So often the lists of controversialists, contrarians and rule breakers of the literary world are of men, and last week Flavorwire published a list of their top ten ‘Legendary Bad Boys of Literature‘ (a press shot with a cigarette seemed to be obligatory for inclusion in certainly the top four places of that list). In response, Kerryn Goldsworthy has been compiling her own top ten lists of ‘Legendary Bad Girls of Literature’ on her blog Still Life With Cat, reminding us that female writers can definitely hold their own.
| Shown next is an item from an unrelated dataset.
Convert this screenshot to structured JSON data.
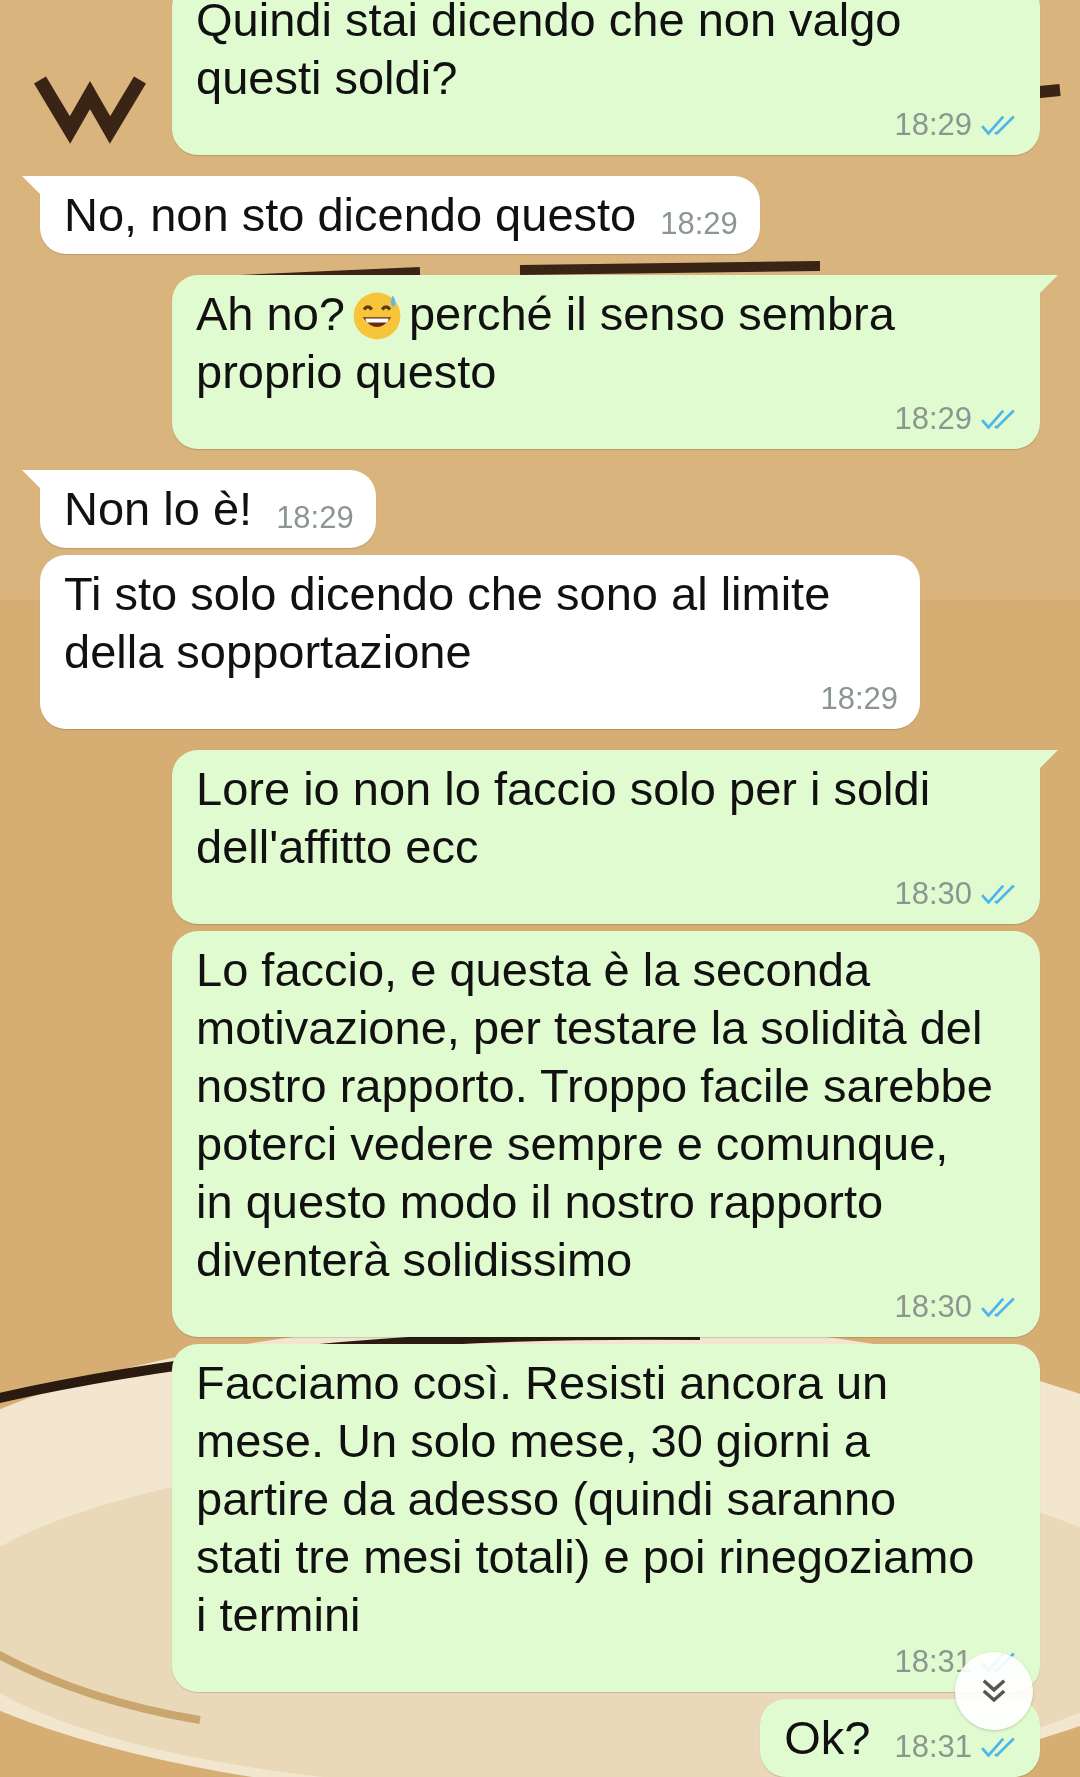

As Goldsworthy put it in her original post: ‘I think the Bad Girls of Literature were infinitely more charming without being in any way less talented or less Bad.’ You can view Goldsworthy’s original top ten list here, and the most recent one here.
I’d add a few of my own: Zelda Fitzgerald – one of the original literary party girls – and Kathy Acker. But here are a few of my favourites from Goldsworthy’s list:
Jane Bowles: ‘I am so wily and feminine that I could live by your side for a lifetime and deceive you afresh each day.’
Dorothy Porter: ‘I wonder if some of the most deeply passionate experiences of my life have happened between the covers of a book.’
Dorothy Parker: ‘There must be courage; there must be no awe. There must be criticism, for humor, to my mind, is encapsulated in criticism. There must be a disciplined eye and a wild mind … There must be a magnificent disregard of your reader, for if he cannot follow you, there is nothing you can do about it.’
Sylvia Plath: ‘And by the way, everything in life is writable about if you have the outgoing guts to do it, and the imagination to improvise. The worst enemy to creativity is self-doubt.’
Katherine Mansfield: ‘Risk! Risk anything! Care no more for the opinions of others, for those voices. Do the hardest thing on earth for you. Act for yourself. Face the truth.’